▸ **Work instructions**:
Find the string "files" in the data, then copy every line where it is found.

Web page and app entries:
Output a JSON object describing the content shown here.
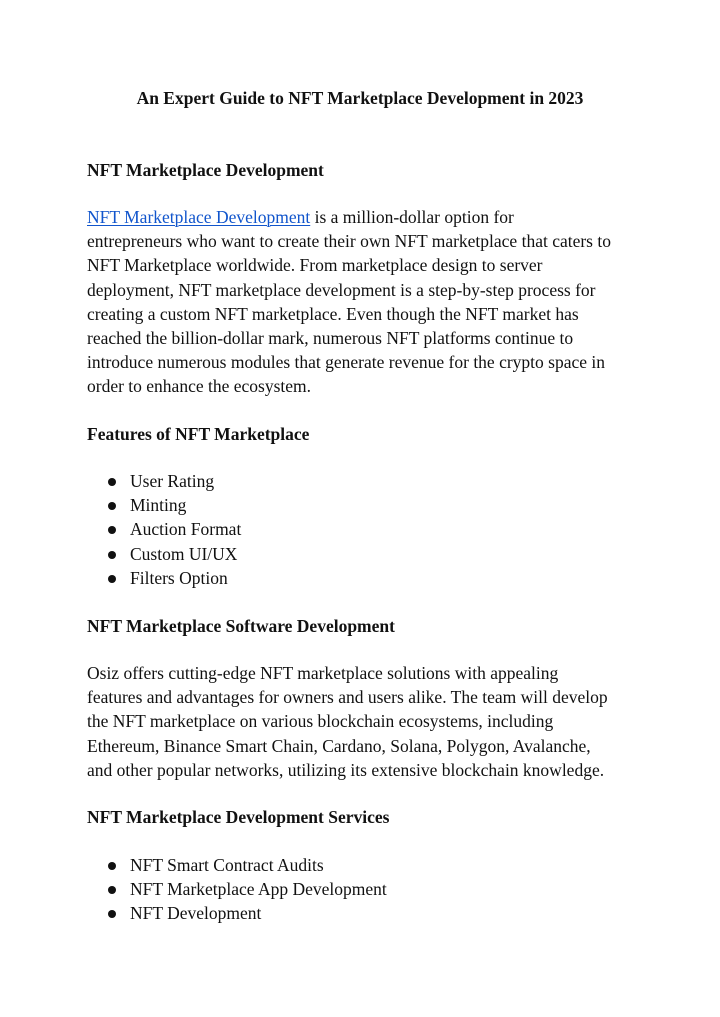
{
  "document": {
    "title": "An Expert Guide to NFT  Marketplace Development in 2023",
    "sections": [
      {
        "heading": "NFT Marketplace Development",
        "paragraph": {
          "link_text": "NFT Marketplace Development",
          "lines": [
            " is a million-dollar option for",
            "entrepreneurs who want to create their own NFT marketplace that caters to",
            "NFT Marketplace worldwide. From marketplace design to server",
            "deployment, NFT marketplace development is a step-by-step process for",
            "creating a custom NFT marketplace. Even though the NFT market has",
            "reached the billion-dollar mark, numerous NFT platforms continue to",
            "introduce numerous modules that generate revenue for the crypto space in",
            "order to enhance the ecosystem."
          ]
        }
      },
      {
        "heading": "Features of NFT Marketplace",
        "bullets": [
          "User Rating",
          "Minting",
          "Auction Format",
          "Custom UI/UX",
          "Filters Option"
        ]
      },
      {
        "heading": "NFT Marketplace Software Development",
        "paragraph": {
          "lines": [
            "Osiz offers cutting-edge NFT marketplace solutions with appealing",
            "features and advantages for owners and users alike. The team will develop",
            "the NFT marketplace on various blockchain ecosystems, including",
            "Ethereum, Binance Smart Chain, Cardano, Solana, Polygon, Avalanche,",
            "and other popular networks, utilizing its extensive blockchain knowledge."
          ]
        }
      },
      {
        "heading": "NFT Marketplace Development Services",
        "bullets": [
          "NFT Smart Contract Audits",
          "NFT Marketplace App Development",
          "NFT Development"
        ]
      }
    ]
  },
  "colors": {
    "link": "#1155cc",
    "text": "#111111",
    "background": "#ffffff"
  }
}
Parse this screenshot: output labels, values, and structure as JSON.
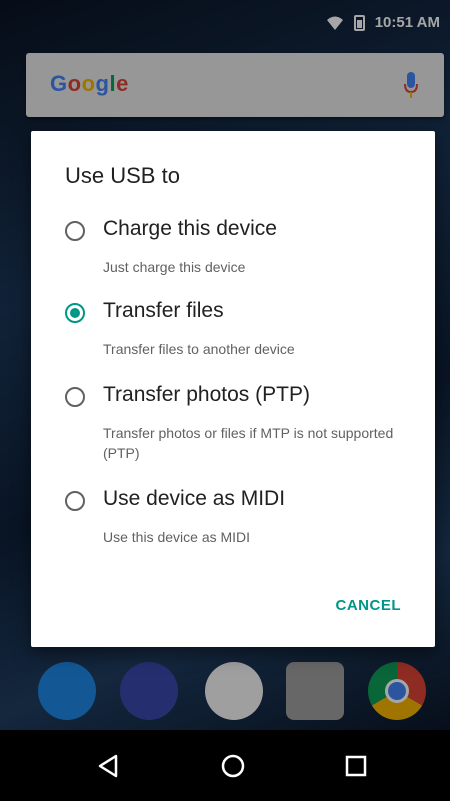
{
  "status_bar": {
    "time": "10:51 AM"
  },
  "search": {
    "brand": "Google"
  },
  "dialog": {
    "title": "Use USB to",
    "options": [
      {
        "label": "Charge this device",
        "description": "Just charge this device",
        "selected": false
      },
      {
        "label": "Transfer files",
        "description": "Transfer files to another device",
        "selected": true
      },
      {
        "label": "Transfer photos (PTP)",
        "description": "Transfer photos or files if MTP is not supported (PTP)",
        "selected": false
      },
      {
        "label": "Use device as MIDI",
        "description": "Use this device as MIDI",
        "selected": false
      }
    ],
    "cancel_label": "CANCEL"
  },
  "colors": {
    "accent": "#009688"
  },
  "dock": {
    "icons": [
      "phone-icon",
      "messages-icon",
      "app-drawer-icon",
      "camera-icon",
      "chrome-icon"
    ]
  },
  "nav": {
    "icons": [
      "back-icon",
      "home-icon",
      "recents-icon"
    ]
  }
}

▸ **Task solution**:
        "label": "Transfer files",
        "description": "Transfer files to another device",
        "description": "Transfer photos or files if MTP is not supported (PTP)",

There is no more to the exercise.